**WHAT IS REQUIRED:** Set down every record below exactly as it stands.

Page and application data records:
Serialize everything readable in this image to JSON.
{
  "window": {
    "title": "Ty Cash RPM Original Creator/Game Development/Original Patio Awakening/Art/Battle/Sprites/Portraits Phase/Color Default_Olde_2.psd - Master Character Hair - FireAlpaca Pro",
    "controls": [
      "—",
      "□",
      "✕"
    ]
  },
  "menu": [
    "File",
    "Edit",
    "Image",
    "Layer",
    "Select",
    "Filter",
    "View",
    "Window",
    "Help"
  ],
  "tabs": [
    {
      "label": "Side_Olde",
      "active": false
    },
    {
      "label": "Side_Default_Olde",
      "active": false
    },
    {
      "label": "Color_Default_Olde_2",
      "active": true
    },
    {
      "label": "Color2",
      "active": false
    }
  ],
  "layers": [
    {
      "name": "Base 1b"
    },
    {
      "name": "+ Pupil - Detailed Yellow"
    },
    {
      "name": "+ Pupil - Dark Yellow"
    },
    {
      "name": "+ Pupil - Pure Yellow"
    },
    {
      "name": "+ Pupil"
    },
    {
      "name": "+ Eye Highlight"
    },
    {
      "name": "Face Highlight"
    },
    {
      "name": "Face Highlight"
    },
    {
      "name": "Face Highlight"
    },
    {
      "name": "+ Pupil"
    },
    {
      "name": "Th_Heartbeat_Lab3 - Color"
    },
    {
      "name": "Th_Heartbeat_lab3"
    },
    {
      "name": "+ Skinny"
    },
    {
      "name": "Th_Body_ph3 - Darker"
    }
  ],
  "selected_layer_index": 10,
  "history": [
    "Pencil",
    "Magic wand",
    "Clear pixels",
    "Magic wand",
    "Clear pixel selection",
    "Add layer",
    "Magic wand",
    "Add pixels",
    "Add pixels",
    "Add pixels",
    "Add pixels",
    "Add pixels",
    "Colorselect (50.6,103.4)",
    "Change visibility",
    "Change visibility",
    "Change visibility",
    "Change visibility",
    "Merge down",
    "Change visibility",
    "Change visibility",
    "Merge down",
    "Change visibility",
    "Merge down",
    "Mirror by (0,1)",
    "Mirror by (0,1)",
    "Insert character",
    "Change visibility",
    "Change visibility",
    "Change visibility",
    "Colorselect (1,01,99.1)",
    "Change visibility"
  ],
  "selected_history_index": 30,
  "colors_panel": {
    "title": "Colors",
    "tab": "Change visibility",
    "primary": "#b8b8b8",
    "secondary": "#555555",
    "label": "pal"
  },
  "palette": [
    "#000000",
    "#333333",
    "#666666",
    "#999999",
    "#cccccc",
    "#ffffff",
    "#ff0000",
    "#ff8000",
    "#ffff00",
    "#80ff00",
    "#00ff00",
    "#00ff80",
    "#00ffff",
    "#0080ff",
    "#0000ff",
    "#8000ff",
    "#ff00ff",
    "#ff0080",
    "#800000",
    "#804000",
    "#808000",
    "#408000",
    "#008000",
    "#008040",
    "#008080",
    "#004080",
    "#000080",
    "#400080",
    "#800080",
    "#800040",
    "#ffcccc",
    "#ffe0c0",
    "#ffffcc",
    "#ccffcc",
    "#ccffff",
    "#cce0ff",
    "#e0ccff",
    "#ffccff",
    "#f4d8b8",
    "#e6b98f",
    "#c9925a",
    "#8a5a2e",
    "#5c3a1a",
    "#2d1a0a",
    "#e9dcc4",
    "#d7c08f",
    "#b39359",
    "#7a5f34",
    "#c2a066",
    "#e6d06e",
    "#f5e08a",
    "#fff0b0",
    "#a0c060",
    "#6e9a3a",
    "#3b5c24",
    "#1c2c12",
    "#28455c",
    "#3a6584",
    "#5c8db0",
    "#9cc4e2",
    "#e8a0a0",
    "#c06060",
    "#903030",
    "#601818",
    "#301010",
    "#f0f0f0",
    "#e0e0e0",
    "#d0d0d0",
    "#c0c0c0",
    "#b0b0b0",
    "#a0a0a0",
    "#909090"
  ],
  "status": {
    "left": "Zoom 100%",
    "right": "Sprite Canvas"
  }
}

**RESPONSE TO THE EXERCISE:**
Serialize everything readable in this image to JSON.
{
  "window": {
    "title": "Ty Cash RPM Original Creator/Game Development/Original Patio Awakening/Art/Battle/Sprites/Portraits Phase/Color Default_Olde_2.psd - Master Character Hair - FireAlpaca Pro",
    "controls": [
      "—",
      "□",
      "✕"
    ]
  },
  "menu": [
    "File",
    "Edit",
    "Image",
    "Layer",
    "Select",
    "Filter",
    "View",
    "Window",
    "Help"
  ],
  "tabs": [
    {
      "label": "Side_Olde",
      "active": false
    },
    {
      "label": "Side_Default_Olde",
      "active": false
    },
    {
      "label": "Color_Default_Olde_2",
      "active": true
    },
    {
      "label": "Color2",
      "active": false
    }
  ],
  "layers": [
    {
      "name": "Base 1b"
    },
    {
      "name": "+ Pupil - Detailed Yellow"
    },
    {
      "name": "+ Pupil - Dark Yellow"
    },
    {
      "name": "+ Pupil - Pure Yellow"
    },
    {
      "name": "+ Pupil"
    },
    {
      "name": "+ Eye Highlight"
    },
    {
      "name": "Face Highlight"
    },
    {
      "name": "Face Highlight"
    },
    {
      "name": "Face Highlight"
    },
    {
      "name": "+ Pupil"
    },
    {
      "name": "Th_Heartbeat_Lab3 - Color"
    },
    {
      "name": "Th_Heartbeat_lab3"
    },
    {
      "name": "+ Skinny"
    },
    {
      "name": "Th_Body_ph3 - Darker"
    }
  ],
  "selected_layer_index": 10,
  "history": [
    "Pencil",
    "Magic wand",
    "Clear pixels",
    "Magic wand",
    "Clear pixel selection",
    "Add layer",
    "Magic wand",
    "Add pixels",
    "Add pixels",
    "Add pixels",
    "Add pixels",
    "Add pixels",
    "Colorselect (50.6,103.4)",
    "Change visibility",
    "Change visibility",
    "Change visibility",
    "Change visibility",
    "Merge down",
    "Change visibility",
    "Change visibility",
    "Merge down",
    "Change visibility",
    "Merge down",
    "Mirror by (0,1)",
    "Mirror by (0,1)",
    "Insert character",
    "Change visibility",
    "Change visibility",
    "Change visibility",
    "Colorselect (1,01,99.1)",
    "Change visibility"
  ],
  "selected_history_index": 30,
  "colors_panel": {
    "title": "Colors",
    "tab": "Change visibility",
    "primary": "#b8b8b8",
    "secondary": "#555555",
    "label": "pal"
  },
  "palette": [
    "#000000",
    "#333333",
    "#666666",
    "#999999",
    "#cccccc",
    "#ffffff",
    "#ff0000",
    "#ff8000",
    "#ffff00",
    "#80ff00",
    "#00ff00",
    "#00ff80",
    "#00ffff",
    "#0080ff",
    "#0000ff",
    "#8000ff",
    "#ff00ff",
    "#ff0080",
    "#800000",
    "#804000",
    "#808000",
    "#408000",
    "#008000",
    "#008040",
    "#008080",
    "#004080",
    "#000080",
    "#400080",
    "#800080",
    "#800040",
    "#ffcccc",
    "#ffe0c0",
    "#ffffcc",
    "#ccffcc",
    "#ccffff",
    "#cce0ff",
    "#e0ccff",
    "#ffccff",
    "#f4d8b8",
    "#e6b98f",
    "#c9925a",
    "#8a5a2e",
    "#5c3a1a",
    "#2d1a0a",
    "#e9dcc4",
    "#d7c08f",
    "#b39359",
    "#7a5f34",
    "#c2a066",
    "#e6d06e",
    "#f5e08a",
    "#fff0b0",
    "#a0c060",
    "#6e9a3a",
    "#3b5c24",
    "#1c2c12",
    "#28455c",
    "#3a6584",
    "#5c8db0",
    "#9cc4e2",
    "#e8a0a0",
    "#c06060",
    "#903030",
    "#601818",
    "#301010",
    "#f0f0f0",
    "#e0e0e0",
    "#d0d0d0",
    "#c0c0c0",
    "#b0b0b0",
    "#a0a0a0",
    "#909090"
  ],
  "status": {
    "left": "Zoom 100%",
    "right": "Sprite Canvas"
  }
}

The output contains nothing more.